In doing so we also need to be transparent that this scale and pace of change is hard, creates uncertainty and impacts people. 

Changing how we work

A critical part of delivering on our T22 commitments at Telstra is changing how we work to allow our people to collaborate more quickly and easily to deliver better, faster outcomes for our customers.

We know it’s a powerful lever in our transformation but that the workplace and workforce transformation is not always prioritised to the same level as other aspects of transformations.

Telstra’s transformation is end-to-end so we are investing in and simplifying the things that impact our employees’ working experience alongside transforming our customers’ experience, our focus on innovative products and technology, and our cost base. We are certainly not there yet, but we are making significant changes to get us there.

Agile will be a powerful lever to drive how we work

And that’s why from July, we’ll start the transition to our Agile at scale model across our organisation. 

It will build on the new structure and operating model we introduced last year, and which is already starting to breakdown silos and hierarchy, and removing other barriers which get in the way of our people doing their best work.

Moving to expand our agile ways of working will enable people from various parts of our company to form cross functional delivery teams that will focus on customer outcomes through fewer hand-offs, better collaboration and the right capabilities to deliver.

But it’s actually much bigger than that.
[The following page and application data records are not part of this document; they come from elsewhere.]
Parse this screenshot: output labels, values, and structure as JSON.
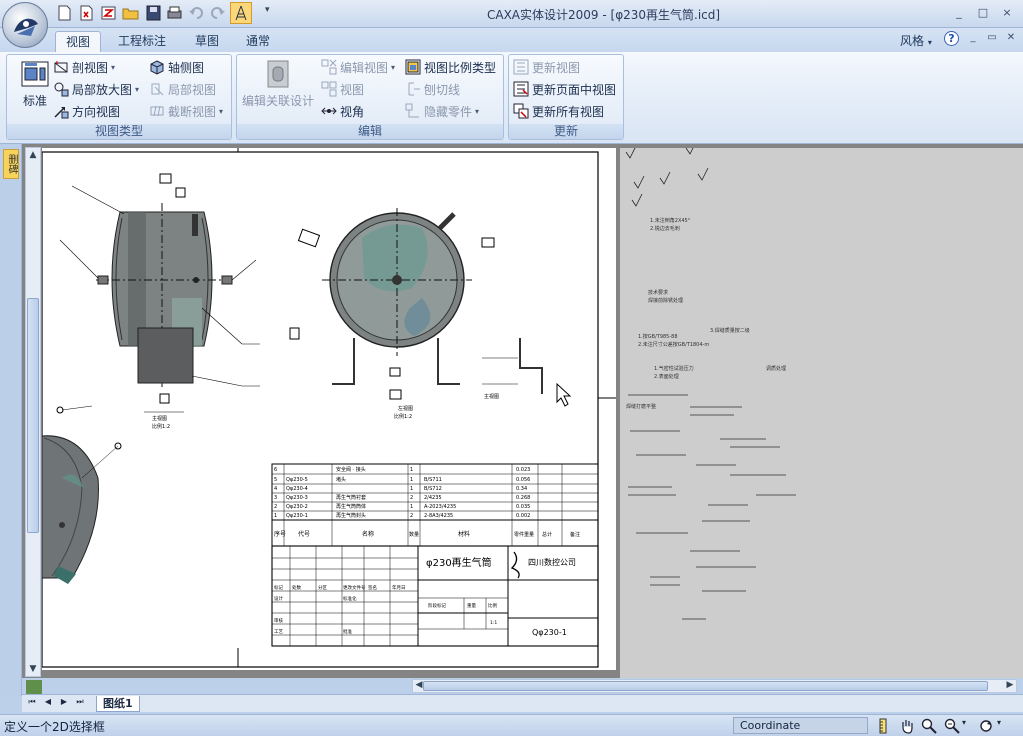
{
  "window": {
    "title": "CAXA实体设计2009 - [φ230再生气筒.icd]",
    "controls": [
      "_",
      "□",
      "×"
    ]
  },
  "tabs": [
    {
      "label": "视图",
      "active": true
    },
    {
      "label": "工程标注",
      "active": false
    },
    {
      "label": "草图",
      "active": false
    },
    {
      "label": "通常",
      "active": false
    }
  ],
  "style_menu": "风格",
  "ribbon": {
    "view_type": {
      "label": "视图类型",
      "standard": "标准",
      "section_view": "剖视图",
      "axonometric_view": "轴侧图",
      "detail_zoom": "局部放大图",
      "local_view": "局部视图",
      "direction_view": "方向视图",
      "broken_view": "截断视图"
    },
    "edit": {
      "label": "编辑",
      "edit_linked_design": "编辑关联设计",
      "edit_view": "编辑视图",
      "view_scale_type": "视图比例类型",
      "view": "视图",
      "section_line": "刨切线",
      "view_angle": "视角",
      "hide_parts": "隐藏零件"
    },
    "update": {
      "label": "更新",
      "update_view": "更新视图",
      "update_page_views": "更新页面中视图",
      "update_all_views": "更新所有视图"
    }
  },
  "side_tab": "删碑",
  "drawing": {
    "part_name": "φ230再生气筒",
    "company": "四川数控公司",
    "drawing_no": "Qφ230-1",
    "front_view_label": "主视图",
    "side_view_label": "左视图",
    "detail_label": "主视图",
    "scale_label": "比例1:2",
    "bom_headers": [
      "序号",
      "代号",
      "名称",
      "数量",
      "材料",
      "零件重量",
      "总计",
      "备注"
    ],
    "bom_rows": [
      [
        "6",
        "",
        "安全阀 · 接头",
        "1",
        "",
        "0.023"
      ],
      [
        "5",
        "Qφ230-5",
        "堵头",
        "1",
        "B/S711",
        "0.056"
      ],
      [
        "4",
        "Qφ230-4",
        "",
        "1",
        "B/S712",
        "0.34"
      ],
      [
        "3",
        "Qφ230-3",
        "再生气筒衬套",
        "2",
        "2/4235",
        "0.268"
      ],
      [
        "2",
        "Qφ230-2",
        "再生气筒筒体",
        "1",
        "A-2023/4235",
        "0.035"
      ],
      [
        "1",
        "Qφ230-1",
        "再生气筒封头",
        "2",
        "2-8A3/4235",
        "0.002"
      ]
    ],
    "title_block": [
      "标记",
      "处数",
      "分区",
      "更改文件号",
      "签名",
      "年月日",
      "设计",
      "标准化",
      "审核",
      "工艺",
      "批准",
      "阶段标记",
      "重量",
      "比例",
      "1:1"
    ]
  },
  "notes": [
    "1.未注倒角2X45°",
    "2.锐边去毛刺",
    "技术要求",
    "焊接前除锈处理",
    "1.按GB/T985-88",
    "2.未注尺寸公差按GB/T1804-m",
    "3.焊缝质量按二级",
    "调质处理",
    "1.气密性试验压力",
    "2.表面处理",
    "焊缝打磨平整"
  ],
  "sheet_tab": "图纸1",
  "status": {
    "prompt": "定义一个2D选择框",
    "coordinate": "Coordinate"
  }
}
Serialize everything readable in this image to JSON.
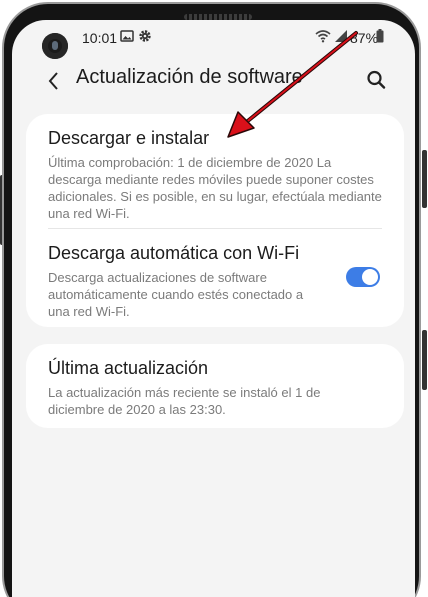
{
  "status_bar": {
    "time": "10:01",
    "battery": "87%"
  },
  "header": {
    "title": "Actualización de software"
  },
  "settings": {
    "download": {
      "title": "Descargar e instalar",
      "subtitle": "Última comprobación: 1 de diciembre de 2020 La descarga mediante redes móviles puede suponer costes adicionales. Si es posible, en su lugar, efectúala mediante una red Wi-Fi."
    },
    "auto_download": {
      "title": "Descarga automática con Wi-Fi",
      "subtitle": "Descarga actualizaciones de software automáticamente cuando estés conectado a una red Wi-Fi.",
      "enabled": true
    },
    "last_update": {
      "title": "Última actualización",
      "subtitle": "La actualización más reciente se instaló el 1 de diciembre de 2020 a las 23:30."
    }
  },
  "icons": {
    "status": [
      "image-icon",
      "gear-icon",
      "wifi-icon",
      "signal-icon",
      "battery-icon"
    ],
    "header": [
      "back-arrow-icon",
      "search-icon"
    ]
  },
  "colors": {
    "accent": "#3d7de6",
    "annotation_arrow": "#d9101a",
    "card_background": "#ffffff",
    "screen_background": "#f4f4f4"
  }
}
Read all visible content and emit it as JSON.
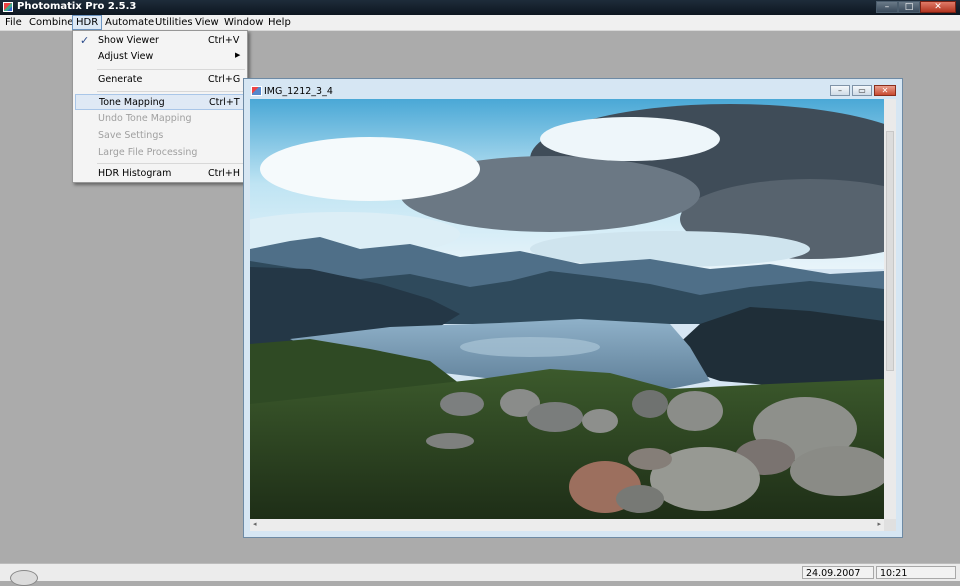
{
  "app": {
    "title": "Photomatix Pro 2.5.3"
  },
  "window_controls": {
    "minimize": "–",
    "maximize": "□",
    "close": "✕"
  },
  "menu": [
    "File",
    "Combine",
    "HDR",
    "Automate",
    "Utilities",
    "View",
    "Window",
    "Help"
  ],
  "active_menu": "HDR",
  "hdr_menu": {
    "show_viewer": {
      "label": "Show Viewer",
      "shortcut": "Ctrl+V",
      "checked": true
    },
    "adjust_view": {
      "label": "Adjust View",
      "submenu": true
    },
    "generate": {
      "label": "Generate",
      "shortcut": "Ctrl+G"
    },
    "tone_mapping": {
      "label": "Tone Mapping",
      "shortcut": "Ctrl+T",
      "highlighted": true
    },
    "undo_tone_mapping": {
      "label": "Undo Tone Mapping",
      "disabled": true
    },
    "save_settings": {
      "label": "Save Settings",
      "disabled": true
    },
    "large_file_processing": {
      "label": "Large File Processing",
      "disabled": true
    },
    "hdr_histogram": {
      "label": "HDR Histogram",
      "shortcut": "Ctrl+H"
    }
  },
  "image_window": {
    "title": "IMG_1212_3_4",
    "controls": {
      "minimize": "–",
      "maximize": "▭",
      "close": "✕"
    }
  },
  "status": {
    "date": "24.09.2007",
    "time": "10:21"
  },
  "icons": {
    "check": "✓",
    "submenu_arrow": "▶",
    "scroll_left": "◂",
    "scroll_right": "▸"
  }
}
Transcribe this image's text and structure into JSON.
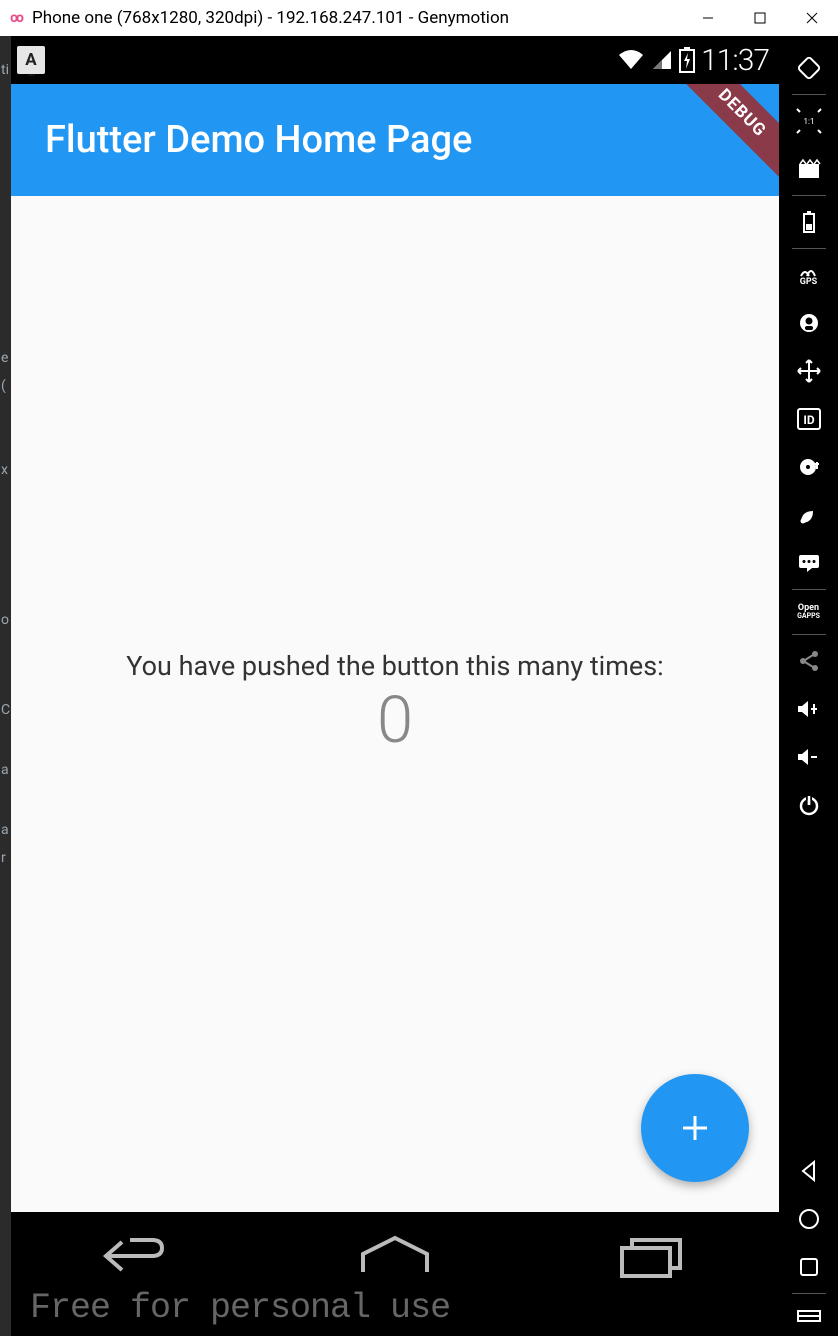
{
  "window": {
    "title": "Phone one (768x1280, 320dpi) - 192.168.247.101 - Genymotion"
  },
  "status_bar": {
    "keyboard_indicator": "A",
    "time": "11:37"
  },
  "app_bar": {
    "title": "Flutter Demo Home Page",
    "debug_ribbon": "DEBUG"
  },
  "body": {
    "message": "You have pushed the button this many times:",
    "count": "0"
  },
  "watermark": "Free for personal use",
  "sidebar": {
    "open_gapps_line1": "Open",
    "open_gapps_line2": "GAPPS",
    "gps_label": "GPS"
  },
  "ide_fragments": {
    "f1": "ti",
    "f2": "e",
    "f3": "(",
    "f4": "x",
    "f5": "o",
    "f6": "C",
    "f7": "a",
    "f8": "a",
    "f9": "r"
  }
}
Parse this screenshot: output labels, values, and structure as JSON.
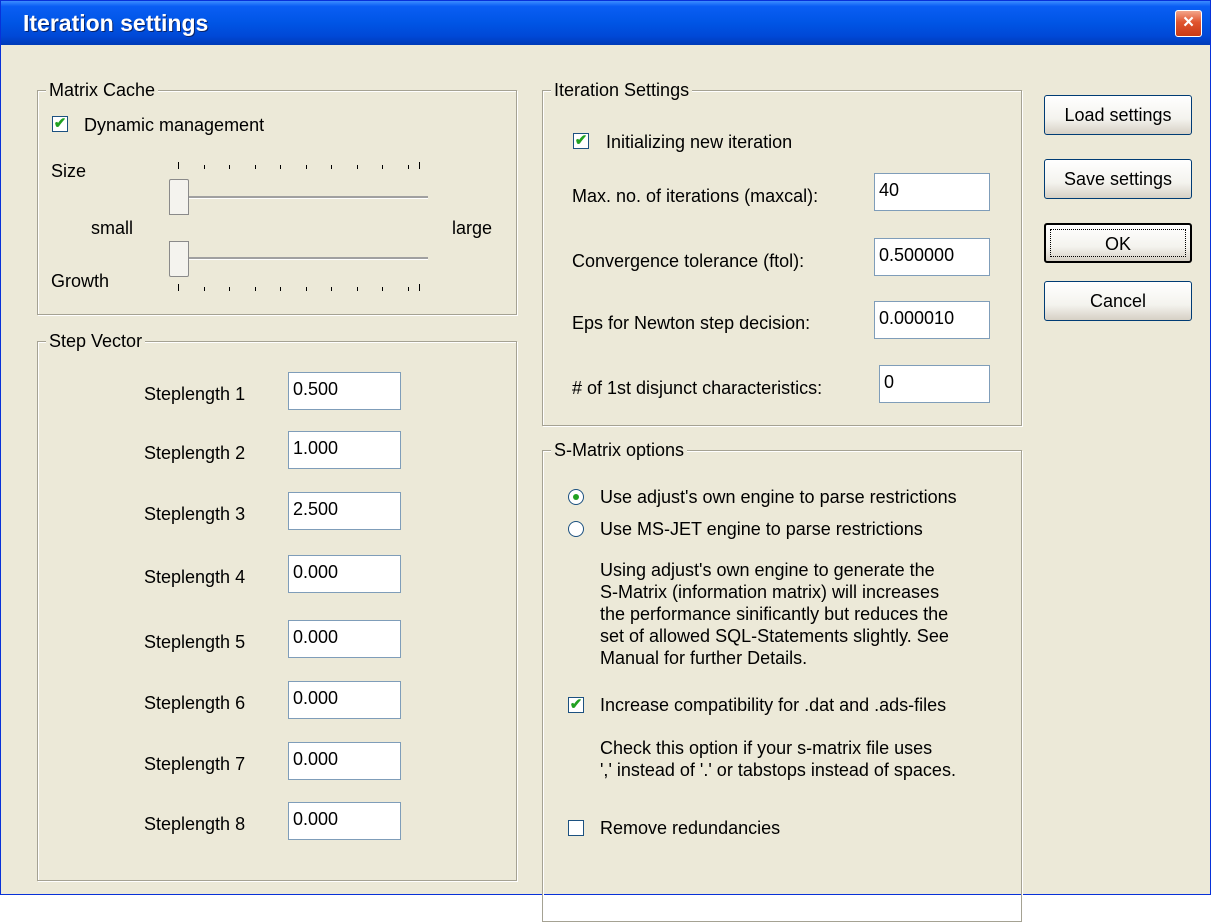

Agile at scale across Telstra will fundamentally change how our business runs, shift our mindset to support our new world and mobilise our organisation around common goals and priorities. 

Not every team at Telstra will move to full-scale Agile ways of working, and some will use tools from across Agile, Human Centred Design, Lean and DevOps where it makes sense.

Engaging our people in our new ways of working

As we move to Agile we’re also focusing on investing in and supporting all our people. Last week we hosted interactive Agile Futurespective events in Sydney and Melbourne – these events were an opportunity to share our approach and design with our people. We wanted to create space to build a shared understanding of what we’re doing, gather feedback on our approach and help to address any questions in real time.  

We’ve designed a common set of ways of working practices for Telstra, and to help everyone at Telstra to understand and learn skills to work in this way, a comprehensive training program is underway.

There is no doubt that this is an ambitious goal and we are only part way through our journey, but we have seen the ability (especially for a large company with a lot of history) to move at pace as we accelerate our change to deliver on our goals. 

We recognise that the change is creating uncertainty, but we equally know we are entering an exciting phase which will see us continue to expand Agile, and adapt our ways of working, to unlock the benefits for our business, people and our customers as we continue our transformation.

Alex’s blog was first published on LinkedIn on 8 May 2019.